══ Data for this exercise ══

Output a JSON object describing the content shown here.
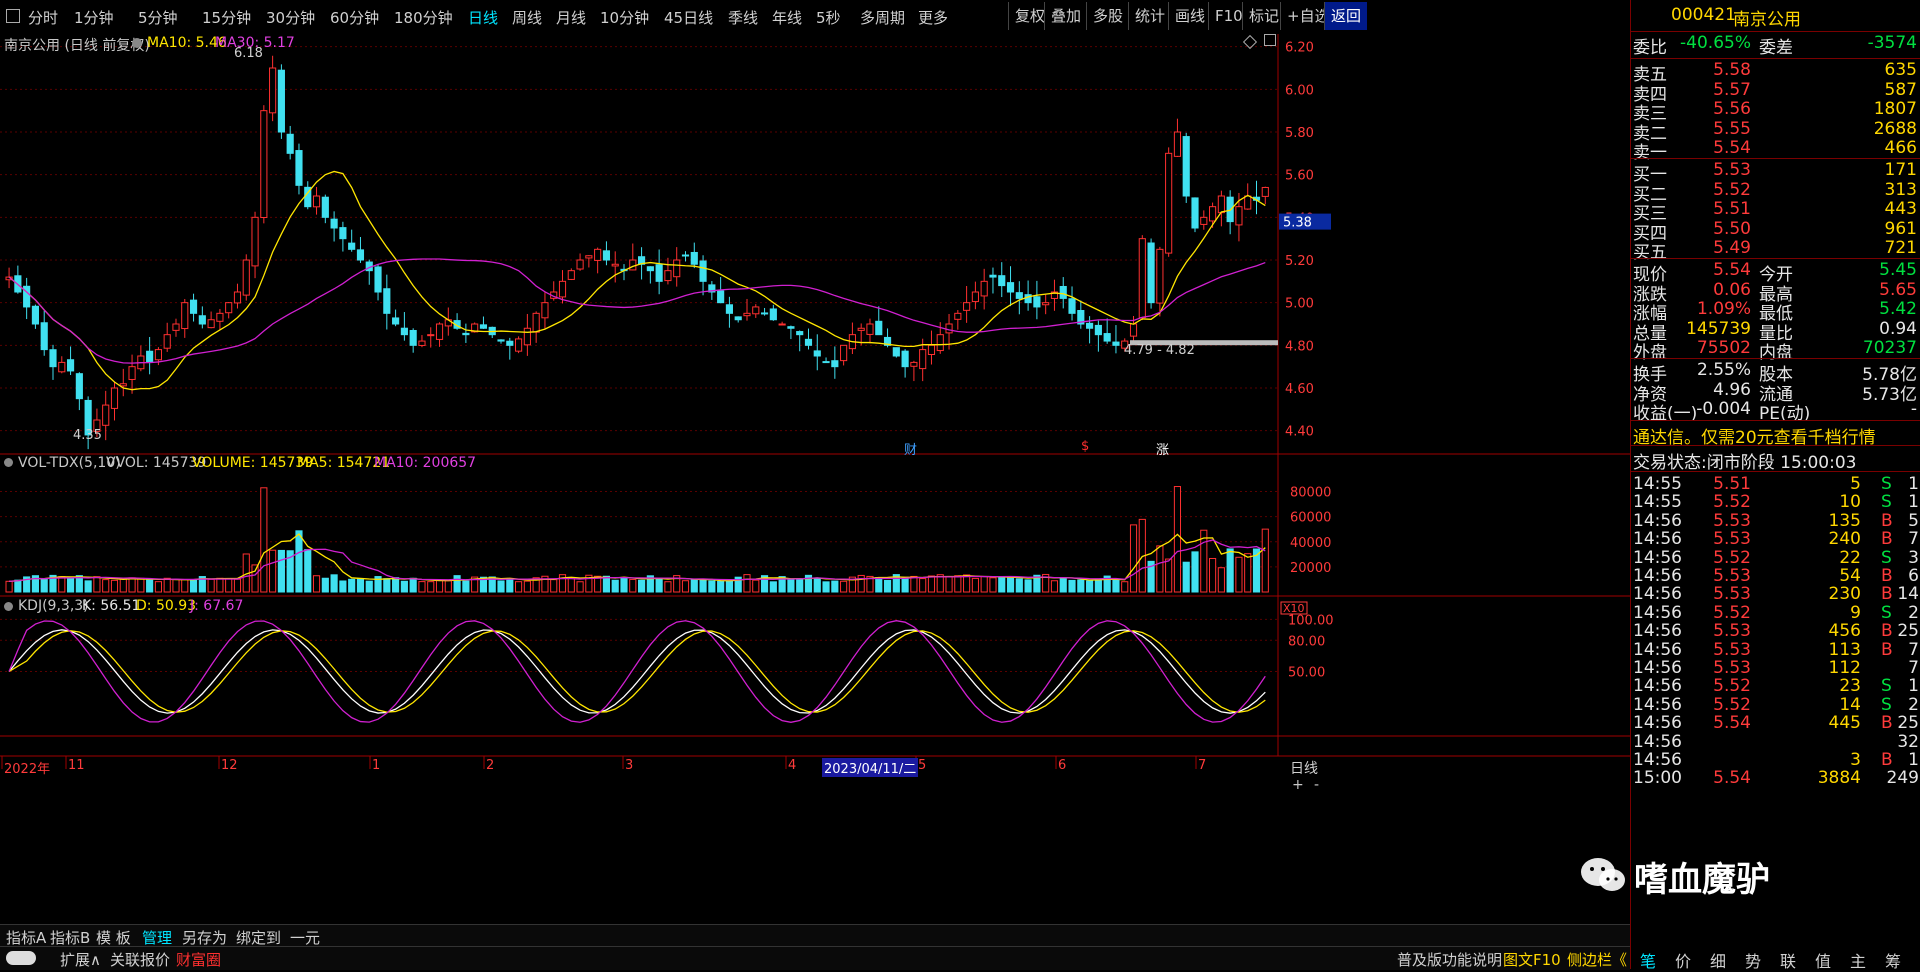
{
  "toolbar": {
    "left_icon": "window-icon",
    "periods": [
      "分时",
      "1分钟",
      "5分钟",
      "15分钟",
      "30分钟",
      "60分钟",
      "180分钟",
      "日线",
      "周线",
      "月线",
      "10分钟",
      "45日线",
      "季线",
      "年线",
      "5秒",
      "多周期",
      "更多"
    ],
    "active_period": "日线",
    "right_items": [
      "复权",
      "叠加",
      "多股",
      "统计",
      "画线",
      "F10",
      "标记",
      "+自选",
      "返回"
    ]
  },
  "chart_header": {
    "title": "南京公用 (日线 前复权)",
    "ma10": "MA10: 5.46",
    "ma30": "MA30: 5.17"
  },
  "price_axis": [
    "6.20",
    "6.00",
    "5.80",
    "5.60",
    "5.40",
    "5.20",
    "5.00",
    "4.80",
    "4.60",
    "4.40"
  ],
  "current_price_marker": "5.38",
  "annotations": {
    "high": "6.18",
    "low": "4.35",
    "range": "4.79 - 4.82",
    "event_cai": "财",
    "event_s": "$",
    "event_zhang": "涨"
  },
  "vol_header": {
    "name": "VOL-TDX(5,10)",
    "vvol": "VVOL: 145739",
    "volume": "VOLUME: 145739",
    "ma5": "MA5: 154721",
    "ma10": "MA10: 200657"
  },
  "vol_axis": [
    "80000",
    "60000",
    "40000",
    "20000"
  ],
  "vol_unit": "X10",
  "kdj_header": {
    "name": "KDJ(9,3,3)",
    "k": "K: 56.51",
    "d": "D: 50.93",
    "j": "J: 67.67"
  },
  "kdj_axis": [
    "100.00",
    "80.00",
    "50.00"
  ],
  "time_axis": [
    {
      "label": "2022年"
    },
    {
      "label": "11"
    },
    {
      "label": "12"
    },
    {
      "label": "1"
    },
    {
      "label": "2"
    },
    {
      "label": "3"
    },
    {
      "label": "4"
    },
    {
      "label": "2023/04/11/二"
    },
    {
      "label": "5"
    },
    {
      "label": "6"
    },
    {
      "label": "7"
    }
  ],
  "axis_mode": "日线",
  "bottom_bar1": [
    "指标A",
    "指标B",
    "模 板",
    "管理",
    "另存为",
    "绑定到",
    "一元"
  ],
  "bottom_bar2": [
    "扩展∧",
    "关联报价",
    "财富圈"
  ],
  "bottom_right": [
    "普及版功能说明",
    "图文F10",
    "侧边栏《"
  ],
  "stock": {
    "code": "000421",
    "name": "南京公用",
    "weibi_label": "委比",
    "weibi": "-40.65%",
    "weicha_label": "委差",
    "weicha": "-3574",
    "sell": [
      {
        "label": "卖五",
        "price": "5.58",
        "vol": "635"
      },
      {
        "label": "卖四",
        "price": "5.57",
        "vol": "587"
      },
      {
        "label": "卖三",
        "price": "5.56",
        "vol": "1807"
      },
      {
        "label": "卖二",
        "price": "5.55",
        "vol": "2688"
      },
      {
        "label": "卖一",
        "price": "5.54",
        "vol": "466"
      }
    ],
    "buy": [
      {
        "label": "买一",
        "price": "5.53",
        "vol": "171"
      },
      {
        "label": "买二",
        "price": "5.52",
        "vol": "313"
      },
      {
        "label": "买三",
        "price": "5.51",
        "vol": "443"
      },
      {
        "label": "买四",
        "price": "5.50",
        "vol": "961"
      },
      {
        "label": "买五",
        "price": "5.49",
        "vol": "721"
      }
    ],
    "quote": [
      {
        "l1": "现价",
        "v1": "5.54",
        "l2": "今开",
        "v2": "5.45"
      },
      {
        "l1": "涨跌",
        "v1": "0.06",
        "l2": "最高",
        "v2": "5.65"
      },
      {
        "l1": "涨幅",
        "v1": "1.09%",
        "l2": "最低",
        "v2": "5.42"
      },
      {
        "l1": "总量",
        "v1": "145739",
        "l2": "量比",
        "v2": "0.94"
      },
      {
        "l1": "外盘",
        "v1": "75502",
        "l2": "内盘",
        "v2": "70237"
      }
    ],
    "info": [
      {
        "l1": "换手",
        "v1": "2.55%",
        "l2": "股本",
        "v2": "5.78亿"
      },
      {
        "l1": "净资",
        "v1": "4.96",
        "l2": "流通",
        "v2": "5.73亿"
      },
      {
        "l1": "收益(一)",
        "v1": "-0.004",
        "l2": "PE(动)",
        "v2": "-"
      }
    ],
    "promo": "通达信。仅需20元查看千档行情",
    "trade_status": "交易状态:闭市阶段 15:00:03",
    "ticks": [
      {
        "t": "14:55",
        "p": "5.51",
        "v": "5",
        "s": "S",
        "n": "1"
      },
      {
        "t": "14:55",
        "p": "5.52",
        "v": "10",
        "s": "S",
        "n": "1"
      },
      {
        "t": "14:56",
        "p": "5.53",
        "v": "135",
        "s": "B",
        "n": "5"
      },
      {
        "t": "14:56",
        "p": "5.53",
        "v": "240",
        "s": "B",
        "n": "7"
      },
      {
        "t": "14:56",
        "p": "5.52",
        "v": "22",
        "s": "S",
        "n": "3"
      },
      {
        "t": "14:56",
        "p": "5.53",
        "v": "54",
        "s": "B",
        "n": "6"
      },
      {
        "t": "14:56",
        "p": "5.53",
        "v": "230",
        "s": "B",
        "n": "14"
      },
      {
        "t": "14:56",
        "p": "5.52",
        "v": "9",
        "s": "S",
        "n": "2"
      },
      {
        "t": "14:56",
        "p": "5.53",
        "v": "456",
        "s": "B",
        "n": "25"
      },
      {
        "t": "14:56",
        "p": "5.53",
        "v": "113",
        "s": "B",
        "n": "7"
      },
      {
        "t": "14:56",
        "p": "5.53",
        "v": "112",
        "s": "",
        "n": "7"
      },
      {
        "t": "14:56",
        "p": "5.52",
        "v": "23",
        "s": "S",
        "n": "1"
      },
      {
        "t": "14:56",
        "p": "5.52",
        "v": "14",
        "s": "S",
        "n": "2"
      },
      {
        "t": "14:56",
        "p": "5.54",
        "v": "445",
        "s": "B",
        "n": "25"
      },
      {
        "t": "14:56",
        "p": "",
        "v": "",
        "s": "",
        "n": "32"
      },
      {
        "t": "14:56",
        "p": "",
        "v": "3",
        "s": "B",
        "n": "1"
      },
      {
        "t": "15:00",
        "p": "5.54",
        "v": "3884",
        "s": "",
        "n": "249"
      }
    ],
    "bottom_tabs": [
      "笔",
      "价",
      "细",
      "势",
      "联",
      "值",
      "主",
      "筹"
    ],
    "plus": "+",
    "minus": "-"
  },
  "watermark": "嗜血魔驴",
  "chart_data": {
    "type": "candlestick",
    "title": "南京公用 (日线 前复权)",
    "ylim": [
      4.3,
      6.25
    ],
    "x_labels": [
      "2022年",
      "11",
      "12",
      "1",
      "2",
      "3",
      "4",
      "5",
      "6",
      "7"
    ],
    "high_label": 6.18,
    "low_label": 4.35,
    "last_close": 5.54,
    "close_series": [
      5.12,
      5.05,
      4.98,
      4.9,
      4.78,
      4.7,
      4.72,
      4.68,
      4.55,
      4.38,
      4.45,
      4.52,
      4.6,
      4.62,
      4.7,
      4.75,
      4.72,
      4.78,
      4.85,
      4.9,
      5.0,
      4.95,
      4.9,
      4.92,
      4.95,
      5.0,
      5.05,
      5.2,
      5.4,
      5.9,
      6.1,
      5.8,
      5.7,
      5.55,
      5.45,
      5.5,
      5.4,
      5.35,
      5.3,
      5.25,
      5.2,
      5.15,
      5.05,
      4.95,
      4.9,
      4.85,
      4.8,
      4.82,
      4.85,
      4.9,
      4.92,
      4.88,
      4.85,
      4.9,
      4.88,
      4.85,
      4.82,
      4.8,
      4.83,
      4.88,
      4.95,
      5.0,
      5.05,
      5.1,
      5.15,
      5.2,
      5.22,
      5.25,
      5.2,
      5.18,
      5.15,
      5.2,
      5.18,
      5.15,
      5.1,
      5.15,
      5.2,
      5.22,
      5.18,
      5.1,
      5.05,
      5.0,
      4.95,
      4.92,
      4.95,
      4.98,
      4.95,
      4.92,
      4.9,
      4.88,
      4.85,
      4.8,
      4.75,
      4.72,
      4.7,
      4.8,
      4.85,
      4.88,
      4.9,
      4.85,
      4.8,
      4.75,
      4.7,
      4.72,
      4.78,
      4.8,
      4.85,
      4.9,
      4.95,
      5.0,
      5.05,
      5.1,
      5.12,
      5.08,
      5.05,
      5.02,
      5.0,
      4.98,
      5.0,
      5.05,
      5.02,
      4.95,
      4.9,
      4.88,
      4.85,
      4.82,
      4.8,
      4.82,
      4.9,
      5.3,
      5.0,
      5.25,
      5.7,
      5.8,
      5.5,
      5.35,
      5.4,
      5.45,
      5.5,
      5.38,
      5.45,
      5.5,
      5.48,
      5.54
    ],
    "ma10": 5.46,
    "ma30": 5.17,
    "volume": {
      "last": 145739,
      "ma5": 154721,
      "ma10": 200657,
      "ylim": [
        0,
        90000
      ]
    },
    "kdj": {
      "k": 56.51,
      "d": 50.93,
      "j": 67.67
    }
  }
}
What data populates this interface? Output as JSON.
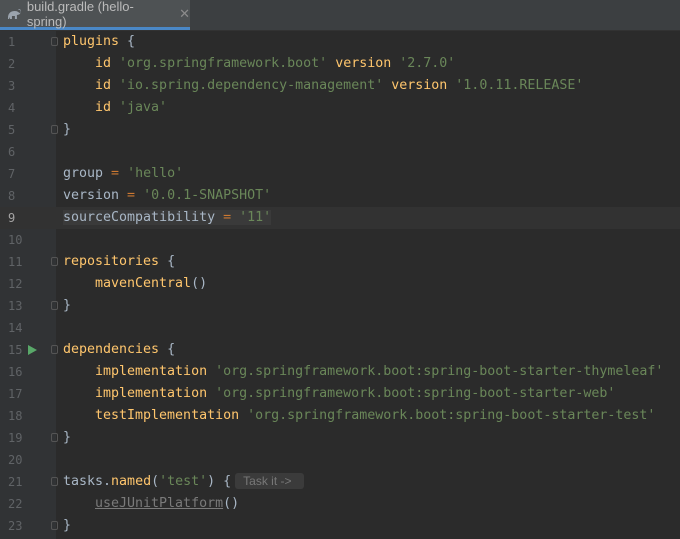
{
  "tab": {
    "title": "build.gradle (hello-spring)",
    "close": "✕"
  },
  "editor": {
    "current_line": 9,
    "lines": [
      {
        "n": "1"
      },
      {
        "n": "2"
      },
      {
        "n": "3"
      },
      {
        "n": "4"
      },
      {
        "n": "5"
      },
      {
        "n": "6"
      },
      {
        "n": "7"
      },
      {
        "n": "8"
      },
      {
        "n": "9"
      },
      {
        "n": "10"
      },
      {
        "n": "11"
      },
      {
        "n": "12"
      },
      {
        "n": "13"
      },
      {
        "n": "14"
      },
      {
        "n": "15"
      },
      {
        "n": "16"
      },
      {
        "n": "17"
      },
      {
        "n": "18"
      },
      {
        "n": "19"
      },
      {
        "n": "20"
      },
      {
        "n": "21"
      },
      {
        "n": "22"
      },
      {
        "n": "23"
      }
    ],
    "code": {
      "plugins": "plugins",
      "brace_open": " {",
      "brace_close": "}",
      "id": "id",
      "version_kw": "version",
      "p1": "'org.springframework.boot'",
      "p1v": "'2.7.0'",
      "p2": "'io.spring.dependency-management'",
      "p2v": "'1.0.11.RELEASE'",
      "p3": "'java'",
      "group": "group",
      "eq": " = ",
      "group_val": "'hello'",
      "version": "version",
      "version_val": "'0.0.1-SNAPSHOT'",
      "source": "sourceCompatibility",
      "source_val": "'11'",
      "repositories": "repositories",
      "maven": "mavenCentral",
      "parens": "()",
      "dependencies": "dependencies",
      "impl": "implementation",
      "d1": "'org.springframework.boot:spring-boot-starter-thymeleaf'",
      "d2": "'org.springframework.boot:spring-boot-starter-web'",
      "test_impl": "testImplementation",
      "d3": "'org.springframework.boot:spring-boot-starter-test'",
      "tasks": "tasks",
      "dot": ".",
      "named": "named",
      "paren_open": "(",
      "test_arg": "'test'",
      "paren_close": ")",
      "hint": "Task it ->",
      "junit": "useJUnitPlatform"
    }
  }
}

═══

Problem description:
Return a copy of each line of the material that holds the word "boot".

Completed task:
      "p1": "'org.springframework.boot'",
      "d1": "'org.springframework.boot:spring-boot-starter-thymeleaf'",
      "d2": "'org.springframework.boot:spring-boot-starter-web'",
      "d3": "'org.springframework.boot:spring-boot-starter-test'",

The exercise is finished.